The origins of some of the most important artistic movements can be traced back to female artists. Whether they left behind inspiring self portraiture, or made a bold feminist statement, they left a lasting mark on our society today.
Here are 4 female artists who undeniably left their mark on art history and are recognized as icons among the artistic community.
Agnes Martin categorized her works as Abstract Expressionism. She is known as one of the most influential artists of her generation and according to the Pace Gallery, “her oeuvre played a critical role in heralding the advent of Minimalism”. Agnes Martin’s paintings included graphite lines, muted colors, geometric shapes and grids.

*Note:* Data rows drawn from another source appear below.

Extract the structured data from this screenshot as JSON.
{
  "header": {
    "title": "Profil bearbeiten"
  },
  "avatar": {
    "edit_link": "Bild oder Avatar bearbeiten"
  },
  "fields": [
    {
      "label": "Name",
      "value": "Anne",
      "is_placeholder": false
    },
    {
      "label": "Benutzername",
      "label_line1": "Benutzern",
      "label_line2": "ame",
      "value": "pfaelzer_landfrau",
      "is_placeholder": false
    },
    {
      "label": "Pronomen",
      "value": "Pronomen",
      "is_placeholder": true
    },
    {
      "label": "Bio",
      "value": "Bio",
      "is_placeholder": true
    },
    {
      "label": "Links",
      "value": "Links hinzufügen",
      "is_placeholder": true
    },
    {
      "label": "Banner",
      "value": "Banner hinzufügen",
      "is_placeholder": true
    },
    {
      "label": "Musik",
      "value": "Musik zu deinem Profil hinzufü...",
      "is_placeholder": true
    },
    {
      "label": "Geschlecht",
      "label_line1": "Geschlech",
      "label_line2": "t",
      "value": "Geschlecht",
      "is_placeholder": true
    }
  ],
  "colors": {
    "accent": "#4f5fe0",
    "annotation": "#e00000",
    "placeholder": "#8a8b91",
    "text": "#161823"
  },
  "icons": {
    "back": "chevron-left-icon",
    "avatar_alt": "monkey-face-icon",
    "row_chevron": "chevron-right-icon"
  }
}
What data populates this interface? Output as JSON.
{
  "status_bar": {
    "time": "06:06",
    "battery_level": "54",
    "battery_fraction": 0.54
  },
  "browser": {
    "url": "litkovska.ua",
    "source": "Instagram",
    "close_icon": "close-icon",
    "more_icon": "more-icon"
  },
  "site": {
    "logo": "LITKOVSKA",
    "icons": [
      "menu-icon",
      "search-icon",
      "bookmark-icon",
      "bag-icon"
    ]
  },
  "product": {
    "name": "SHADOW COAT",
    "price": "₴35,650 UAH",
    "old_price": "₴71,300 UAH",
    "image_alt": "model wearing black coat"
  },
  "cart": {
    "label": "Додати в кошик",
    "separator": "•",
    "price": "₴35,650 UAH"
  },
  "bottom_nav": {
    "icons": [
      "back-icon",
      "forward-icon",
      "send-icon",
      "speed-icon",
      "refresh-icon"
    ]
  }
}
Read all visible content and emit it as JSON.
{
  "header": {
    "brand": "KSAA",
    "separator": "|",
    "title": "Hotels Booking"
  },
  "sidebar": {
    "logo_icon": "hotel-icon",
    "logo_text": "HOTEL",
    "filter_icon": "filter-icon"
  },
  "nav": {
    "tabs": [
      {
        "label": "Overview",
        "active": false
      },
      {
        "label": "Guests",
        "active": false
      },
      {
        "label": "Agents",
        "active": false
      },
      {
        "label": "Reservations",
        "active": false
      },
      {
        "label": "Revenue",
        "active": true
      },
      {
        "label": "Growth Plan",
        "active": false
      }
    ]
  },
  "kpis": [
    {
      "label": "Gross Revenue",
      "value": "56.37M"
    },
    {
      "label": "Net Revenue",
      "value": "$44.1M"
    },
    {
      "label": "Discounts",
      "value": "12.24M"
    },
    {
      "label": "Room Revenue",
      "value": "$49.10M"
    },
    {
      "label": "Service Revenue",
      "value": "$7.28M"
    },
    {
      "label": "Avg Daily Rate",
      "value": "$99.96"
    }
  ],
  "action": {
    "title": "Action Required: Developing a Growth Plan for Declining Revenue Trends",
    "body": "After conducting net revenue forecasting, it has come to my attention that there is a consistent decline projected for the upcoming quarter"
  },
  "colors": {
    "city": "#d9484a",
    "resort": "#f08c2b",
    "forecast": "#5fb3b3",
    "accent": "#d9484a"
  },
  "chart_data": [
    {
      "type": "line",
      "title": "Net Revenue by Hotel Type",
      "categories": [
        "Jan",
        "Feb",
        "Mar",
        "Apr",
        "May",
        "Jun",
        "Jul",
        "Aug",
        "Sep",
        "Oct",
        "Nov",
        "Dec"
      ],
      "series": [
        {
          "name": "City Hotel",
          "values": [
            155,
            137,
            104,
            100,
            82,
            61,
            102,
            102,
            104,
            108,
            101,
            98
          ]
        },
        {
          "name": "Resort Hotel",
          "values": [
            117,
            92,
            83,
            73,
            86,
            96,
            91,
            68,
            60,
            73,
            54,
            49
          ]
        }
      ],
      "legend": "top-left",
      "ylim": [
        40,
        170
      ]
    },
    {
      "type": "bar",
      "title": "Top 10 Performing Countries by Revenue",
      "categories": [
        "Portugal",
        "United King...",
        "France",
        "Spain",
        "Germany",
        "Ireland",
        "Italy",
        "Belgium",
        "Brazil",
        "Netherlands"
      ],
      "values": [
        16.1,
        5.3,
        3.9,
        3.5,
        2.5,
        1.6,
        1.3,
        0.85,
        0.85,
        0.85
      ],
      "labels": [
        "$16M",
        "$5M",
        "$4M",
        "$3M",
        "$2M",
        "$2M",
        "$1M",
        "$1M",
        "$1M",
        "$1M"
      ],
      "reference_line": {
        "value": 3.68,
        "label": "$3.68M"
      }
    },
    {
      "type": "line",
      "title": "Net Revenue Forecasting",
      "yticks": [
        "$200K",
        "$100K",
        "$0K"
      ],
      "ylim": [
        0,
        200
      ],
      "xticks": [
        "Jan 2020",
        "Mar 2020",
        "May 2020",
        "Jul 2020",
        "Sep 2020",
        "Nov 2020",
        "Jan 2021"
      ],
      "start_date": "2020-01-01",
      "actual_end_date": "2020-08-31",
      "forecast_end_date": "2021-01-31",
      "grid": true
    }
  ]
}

In 1963, Martin created Falling Blue, a famous painting during an important year during which she created many grids artwork, as per The Solomon R. Guggenheim Foundation. Her work has had a significant influence on artists of her time and subsequent generations.
Bridget Riley’s artwork contributed to Op art by exploring optical illusions and visual experiences. The Collector affirms that her paintings became “a famous example in the 1960s”.
Geometric forms, high contrast, dizzying optical illusions, black and white shapes, and vibrant colors characterized her art. Bridget Riley’s oeuvre Blaze is an example of how she created art for the viewer to interact with.
Her work even echoed across popular culture in the 1960s and designers collaborated with her for fabrics and posters. Even today, optical illusions remain present in modern art.
Frida Kahlo needs no introduction. Her name is as renowned as her many self-portraits. Her use of bold and vibrant colors, as well as the pain and passion from her own life experience in her artwork, is still discussed.
The Broken Column is a good example. Kahlo started painting self-portraits after being injured in a bus accident. The Two Fridas, one of our favourite portraits, was also deeply personal. It was painted after her divorce from Diego Rivera.
Among many meaningful Frida Kahlo quotes, the artist said: “I never paint dreams or nightmares. I paint my own reality”. Thus, the life stories she left in her paintings are still inspiring women all over the world.
Read about a biographical exhibit in Montreal which was a testament to this resilient woman overcoming many obstacles.
Questions raised by Francesca Woodman’s photographs are still explored by society, especially young people. The artist, who tragically took her life after a failed relationship in 1981 at the age of 22, photographed herself mostly nude and in empty spaces where specific elements partly hide her body.
She was an important figure as an innovator, and according to Tate: “She led the way for later American artists who used photography to explore themes relating to identity such as Cindy Sherman and Nan Goldin.”
Her artworks, which can be found in many Francesca Woodman’s photography books “are continuously reinterpreted through themes of femininity, otherness, sexually, and psychological analysis”, writes Carolina Sanmiguel for The Collector. Relationships, gender, questions of self and body image are also part of her oeuvre.
You can also take a look at how women inspired Milos Reindl himself by exploring The Other Sex collection.
Written by Vicky Girard